Hathor was the goddess the ancient Egyptians usually associated with singing, dancing, love, and death. However, scientists know little about the cult of Hathor in Gebelein, the location of the oldest known temple of the goddess.


The face of the goddess Hathor in the rock shrine. Photo by W. Ejsmond

"We hope that the research that we want to carry out next year, especially reading the texts carved on the walls of the sanctuary, will provide us with more information on this topic" - added Ejsmond.


Relief depicting the goddess Hathor on the throne. Photo by W. Ejsmond

The second place where the archaeologists focused their efforts was part of an ancient necropolis, threatened with destruction by modern activities related to expanding range of fields and settlements. They inventoried and documented nearly 200 tombs carved into the rocks. Among them were also previously unknown tombs of the high dignitaries from the time of the pharaohs. Their contents, including vessels associated with the cult of the grave of the deceased and sarcophagi fragments, were in the surveyed necropolis. The objects were located and documented also using mobile GIS (Geographical Information Systems).

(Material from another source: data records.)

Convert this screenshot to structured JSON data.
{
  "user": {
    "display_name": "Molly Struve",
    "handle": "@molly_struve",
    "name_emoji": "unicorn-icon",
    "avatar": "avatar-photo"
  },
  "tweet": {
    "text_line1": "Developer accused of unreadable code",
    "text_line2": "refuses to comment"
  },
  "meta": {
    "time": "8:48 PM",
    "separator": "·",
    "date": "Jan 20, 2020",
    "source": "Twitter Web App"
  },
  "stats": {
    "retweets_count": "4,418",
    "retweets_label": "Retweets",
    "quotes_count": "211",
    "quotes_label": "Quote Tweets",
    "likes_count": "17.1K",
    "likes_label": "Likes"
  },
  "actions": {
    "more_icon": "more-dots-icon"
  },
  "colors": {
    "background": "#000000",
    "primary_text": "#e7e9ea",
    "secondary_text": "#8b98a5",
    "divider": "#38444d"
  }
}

In order to better survey the area, archaeologists used satellite images in near-infrared. In conjunction with the GIS database it allowed the team to identify the remains of an ancient irrigation system and probably other ancient structures.

The Polish team also searched for old engravings and inscriptions. For this purpose, they used RTI - Reflectance Transformation Imaging, which involves taking a series of pictures of the surface with the flash and changing the direction of the light when taking each picture. Thus obtained images are then overlaid in a specialized computer program into one image, allowing to manipulate the light and spot patterns or characters.

"RTI worked perfectly. This technique allowed us to notice new elements of one of the documented depictions and correct the image of a depiction of a hunter which is probably more than five thousand years old" - said Ejsmond.

"Gebelein surprised us with the abundance and variety of archaeological objects. Represented here are almost all kinds of archaeological sites found in Egypt, dated to all periods of the history of civilization of the Pharaohs" - concluded Ejsmond.

This is only the beginning of a larger project aimed at documenting all the sites in the area and their publication. Polish expedition in Gebelein, operating under the auspices of the Centre of Mediterranean Archaeology of the University of Warsaw, took place in February. The team consisted of students and staff of the University of Warsaw and the Jagiellonian University, and the Institute of Mediterranean and Oriental Culture PAS. Expedition members, in addition to Wojciech Ejsmond, included archaeologists Julia Chyla, Cezary Baka, Dawid F. Wieczorek and Piotr Witkowski, as well as geologists from the University of Warsaw: Aleksandra Stachowska, Marek Wnuk and Michał Madej.